The product advertisements state that the Dock Wave supports 60W of power delivery (PD) via the USB-C port. Unfortunately, I didn’t have a USB-C device that was able to output that much power at once. And it’s important to understand the advertising lingo here. The USB-C PD port capable of this 60W is the “USB-C input.” This is a little unclear though, if it’s meant to be the dual USB-C input/output or the dicky USB-C cable that you connect the dock to a device. Keep in mind however, the stated total output of the USB-A and USB-C power is only 12W respectively.
To put this into perspective, using an online Watt to Volts/Amps calculator, 60W equates to 12A at 5V, and smart phones and tablets will adequately fast-charge at 5V 3A. That is to say, that the majority of devices you will be likely to connect to this power bank, will charge as expected.
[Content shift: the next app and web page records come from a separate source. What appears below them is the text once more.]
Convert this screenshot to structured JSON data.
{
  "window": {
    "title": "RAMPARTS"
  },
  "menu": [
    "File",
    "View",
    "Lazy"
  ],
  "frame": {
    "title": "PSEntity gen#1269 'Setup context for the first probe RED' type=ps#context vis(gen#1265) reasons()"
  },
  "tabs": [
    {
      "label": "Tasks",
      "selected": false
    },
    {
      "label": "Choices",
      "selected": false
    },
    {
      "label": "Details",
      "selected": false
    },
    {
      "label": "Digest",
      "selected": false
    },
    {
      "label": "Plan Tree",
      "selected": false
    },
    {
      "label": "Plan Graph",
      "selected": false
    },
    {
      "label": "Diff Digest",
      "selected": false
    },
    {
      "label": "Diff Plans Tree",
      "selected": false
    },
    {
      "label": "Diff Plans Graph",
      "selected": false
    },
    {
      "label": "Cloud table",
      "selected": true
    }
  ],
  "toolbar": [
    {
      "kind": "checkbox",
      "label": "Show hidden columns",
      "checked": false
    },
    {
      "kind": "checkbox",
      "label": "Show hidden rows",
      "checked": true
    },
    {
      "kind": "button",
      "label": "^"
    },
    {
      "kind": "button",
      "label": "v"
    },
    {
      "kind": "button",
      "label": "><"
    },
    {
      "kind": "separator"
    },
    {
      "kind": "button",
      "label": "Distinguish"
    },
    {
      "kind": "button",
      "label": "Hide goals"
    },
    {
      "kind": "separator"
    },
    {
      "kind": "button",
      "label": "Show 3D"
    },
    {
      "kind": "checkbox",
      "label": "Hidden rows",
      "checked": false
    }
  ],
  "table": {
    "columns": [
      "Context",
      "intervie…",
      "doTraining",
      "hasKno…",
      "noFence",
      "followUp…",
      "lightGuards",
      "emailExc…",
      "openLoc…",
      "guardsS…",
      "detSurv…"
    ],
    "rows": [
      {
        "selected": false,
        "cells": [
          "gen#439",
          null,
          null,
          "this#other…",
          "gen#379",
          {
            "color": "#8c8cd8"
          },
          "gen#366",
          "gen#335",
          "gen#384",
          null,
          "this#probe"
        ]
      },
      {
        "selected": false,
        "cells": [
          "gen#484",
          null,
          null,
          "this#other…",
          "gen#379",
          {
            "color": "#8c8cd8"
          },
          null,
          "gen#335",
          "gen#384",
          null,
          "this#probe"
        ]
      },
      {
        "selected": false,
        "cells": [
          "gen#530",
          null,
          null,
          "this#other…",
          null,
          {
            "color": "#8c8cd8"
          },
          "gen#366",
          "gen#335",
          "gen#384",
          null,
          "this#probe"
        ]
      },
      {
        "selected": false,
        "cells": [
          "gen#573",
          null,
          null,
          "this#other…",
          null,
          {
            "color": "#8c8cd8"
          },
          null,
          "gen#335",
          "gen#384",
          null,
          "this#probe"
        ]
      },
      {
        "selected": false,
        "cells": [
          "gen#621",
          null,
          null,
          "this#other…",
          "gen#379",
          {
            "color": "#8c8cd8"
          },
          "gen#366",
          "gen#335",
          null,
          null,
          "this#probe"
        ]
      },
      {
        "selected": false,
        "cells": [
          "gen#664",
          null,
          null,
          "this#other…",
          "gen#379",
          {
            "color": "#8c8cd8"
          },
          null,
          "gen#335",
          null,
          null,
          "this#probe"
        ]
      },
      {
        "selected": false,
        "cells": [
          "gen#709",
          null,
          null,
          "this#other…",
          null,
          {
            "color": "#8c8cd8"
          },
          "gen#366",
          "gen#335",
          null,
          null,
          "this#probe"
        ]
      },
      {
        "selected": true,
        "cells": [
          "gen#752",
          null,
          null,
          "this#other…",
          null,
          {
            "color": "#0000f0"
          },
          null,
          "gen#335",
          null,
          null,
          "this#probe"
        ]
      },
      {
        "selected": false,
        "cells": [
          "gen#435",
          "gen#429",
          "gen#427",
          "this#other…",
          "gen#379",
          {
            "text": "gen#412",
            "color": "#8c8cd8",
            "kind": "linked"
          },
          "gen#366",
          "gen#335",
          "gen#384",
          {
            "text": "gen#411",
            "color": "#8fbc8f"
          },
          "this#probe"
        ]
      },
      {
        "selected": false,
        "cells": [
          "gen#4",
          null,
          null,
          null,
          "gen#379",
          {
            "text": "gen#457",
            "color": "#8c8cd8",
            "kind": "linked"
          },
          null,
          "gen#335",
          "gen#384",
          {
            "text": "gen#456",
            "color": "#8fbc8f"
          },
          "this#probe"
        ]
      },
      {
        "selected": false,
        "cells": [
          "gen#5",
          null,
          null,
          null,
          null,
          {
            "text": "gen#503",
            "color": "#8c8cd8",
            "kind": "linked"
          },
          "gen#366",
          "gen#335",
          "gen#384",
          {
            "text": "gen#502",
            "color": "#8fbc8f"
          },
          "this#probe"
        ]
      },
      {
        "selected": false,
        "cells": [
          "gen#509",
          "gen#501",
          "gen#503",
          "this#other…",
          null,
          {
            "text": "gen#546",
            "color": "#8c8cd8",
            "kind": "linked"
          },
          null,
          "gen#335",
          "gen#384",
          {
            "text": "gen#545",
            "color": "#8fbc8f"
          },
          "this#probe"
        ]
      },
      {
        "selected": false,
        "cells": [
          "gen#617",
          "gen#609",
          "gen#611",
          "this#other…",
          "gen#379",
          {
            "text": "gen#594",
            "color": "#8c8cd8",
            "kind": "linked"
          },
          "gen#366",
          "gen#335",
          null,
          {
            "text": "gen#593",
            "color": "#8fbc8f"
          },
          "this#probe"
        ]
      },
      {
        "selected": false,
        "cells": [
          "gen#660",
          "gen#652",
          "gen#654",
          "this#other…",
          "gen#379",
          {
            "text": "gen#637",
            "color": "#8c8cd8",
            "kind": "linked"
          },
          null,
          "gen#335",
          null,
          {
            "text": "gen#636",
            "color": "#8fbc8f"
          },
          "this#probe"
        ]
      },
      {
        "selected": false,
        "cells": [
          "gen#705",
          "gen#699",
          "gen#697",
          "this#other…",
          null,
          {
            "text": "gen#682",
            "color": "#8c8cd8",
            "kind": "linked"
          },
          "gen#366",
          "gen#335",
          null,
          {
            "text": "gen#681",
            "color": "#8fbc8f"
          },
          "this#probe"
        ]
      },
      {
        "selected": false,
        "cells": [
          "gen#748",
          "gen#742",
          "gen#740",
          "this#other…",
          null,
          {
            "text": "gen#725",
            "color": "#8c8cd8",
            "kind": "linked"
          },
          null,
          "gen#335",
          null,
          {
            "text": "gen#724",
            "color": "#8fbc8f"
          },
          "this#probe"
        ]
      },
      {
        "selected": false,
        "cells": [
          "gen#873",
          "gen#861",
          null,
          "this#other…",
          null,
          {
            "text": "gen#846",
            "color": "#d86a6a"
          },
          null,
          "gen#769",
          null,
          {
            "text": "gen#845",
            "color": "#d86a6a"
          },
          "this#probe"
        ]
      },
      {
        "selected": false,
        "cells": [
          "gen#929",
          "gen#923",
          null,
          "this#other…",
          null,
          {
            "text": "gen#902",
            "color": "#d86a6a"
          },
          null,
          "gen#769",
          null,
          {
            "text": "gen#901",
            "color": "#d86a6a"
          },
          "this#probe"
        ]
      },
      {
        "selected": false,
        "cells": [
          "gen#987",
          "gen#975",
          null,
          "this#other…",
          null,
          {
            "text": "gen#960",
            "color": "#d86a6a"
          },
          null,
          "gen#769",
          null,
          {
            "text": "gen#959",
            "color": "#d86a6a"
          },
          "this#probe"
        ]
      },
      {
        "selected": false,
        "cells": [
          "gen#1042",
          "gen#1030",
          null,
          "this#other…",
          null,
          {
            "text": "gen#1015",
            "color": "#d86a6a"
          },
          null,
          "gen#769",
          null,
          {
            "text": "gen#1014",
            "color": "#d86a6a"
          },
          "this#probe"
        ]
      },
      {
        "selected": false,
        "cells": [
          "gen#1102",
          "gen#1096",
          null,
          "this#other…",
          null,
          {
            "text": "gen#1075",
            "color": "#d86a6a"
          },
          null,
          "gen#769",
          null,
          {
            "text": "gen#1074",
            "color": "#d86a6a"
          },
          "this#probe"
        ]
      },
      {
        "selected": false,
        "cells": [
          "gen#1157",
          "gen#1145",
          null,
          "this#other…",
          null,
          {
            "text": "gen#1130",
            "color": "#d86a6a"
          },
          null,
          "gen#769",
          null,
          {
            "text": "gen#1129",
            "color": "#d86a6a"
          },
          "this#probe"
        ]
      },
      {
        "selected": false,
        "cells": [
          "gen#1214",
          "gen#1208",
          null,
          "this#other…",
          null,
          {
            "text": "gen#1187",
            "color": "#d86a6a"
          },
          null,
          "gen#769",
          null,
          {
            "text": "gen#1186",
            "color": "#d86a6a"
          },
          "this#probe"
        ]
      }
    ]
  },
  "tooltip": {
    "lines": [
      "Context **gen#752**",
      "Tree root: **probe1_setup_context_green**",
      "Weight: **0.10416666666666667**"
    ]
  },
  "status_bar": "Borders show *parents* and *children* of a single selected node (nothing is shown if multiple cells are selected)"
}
The wireless charging function could not successfully be tested. I had access to two phones and a smart watch capable of wireless charging and each one detected the presence of the wireless charger and rejected it, causing the wireless charging function to turn off after a few seconds. In contrast, these devices charged perfectly on the 10W wireless charger on the 27,000 mAh power bank.
The device produces a 50Hz sine wave which is present on the power outputs; it is fixed and does not change. There was some small ripple which was no greater than +/-5Hz, but it is relatively steady.
There is what I would deem to be a significant oversight with this product. The dicky USB-C cable is capable of being connected directly to the USB-C input/output port. This in turn activates the power indicator and it would seem that power is being transferred to the dock circuitry from the battery. Without a circuit diagram or taking the device apart, it is difficult to determine what effect this would have, other than draining the battery, but conventional wisdom would suggest that it wouldn’t be good! No pictures of this, so there is no risk of a monkey-see-monkey-do situation.
As a dock, this device is fairly good. All features function as advertised and the main gripe would be that the layout of the ports should be improved in a future revision to allow for better clearance between the ports.
As a power bank, the wireless charger does not seem to be up to task; whether it is due to a fault with this particular dock wave, a design flaw or the power output simply isn’t high enough is not clear. If the output is not high enough, it is likely that older phones and accessories that do not require a high output may work, but if that is the case then that is a feature that most people won’t be able to take advantage of.
The device was able to charge a 2,700 mAh phone twice (for the most part), and as a typical use case, that would be sufficient for most people. As an ‘at a pinch’ phone charger it is pretty good.
The Dock Wave is very much a dock first, a power bank second and a wireless charger last. I state this because of a number of reasons; the dicky fixed USB-C cable that is attached. It detracts from making this a portable power bank that you would want to put in your jacket pocket. It also is a huge oversight that it can be ‘self-connected’. The power bank and the way it is implemented has been designed more so to accommodate the dock by way of its size and dimensions; and it is advertised with displayed Wattage, vs Volts and Amperes as with the Ultimate 27,000 mAh power bank. Finally, the wireless charger component is a lesser add-on, with a power output at 5W, vs the current range of ALOGIC’s separate devices at 10W.
With this being said, the device is very useful as a companion for your laptop or phone. I could see this dock being useful to use with a phone to transfer photos to a flash drive for latter retrieval, whilst also being able to charge the device on occasion as well. It is a good combination device, but serious consideration should be given to this device being preferable to a separate dock and power bank solution.
Summary: A good dock with some quirks. A good power bank, with some room for improvement. A good fit for most people.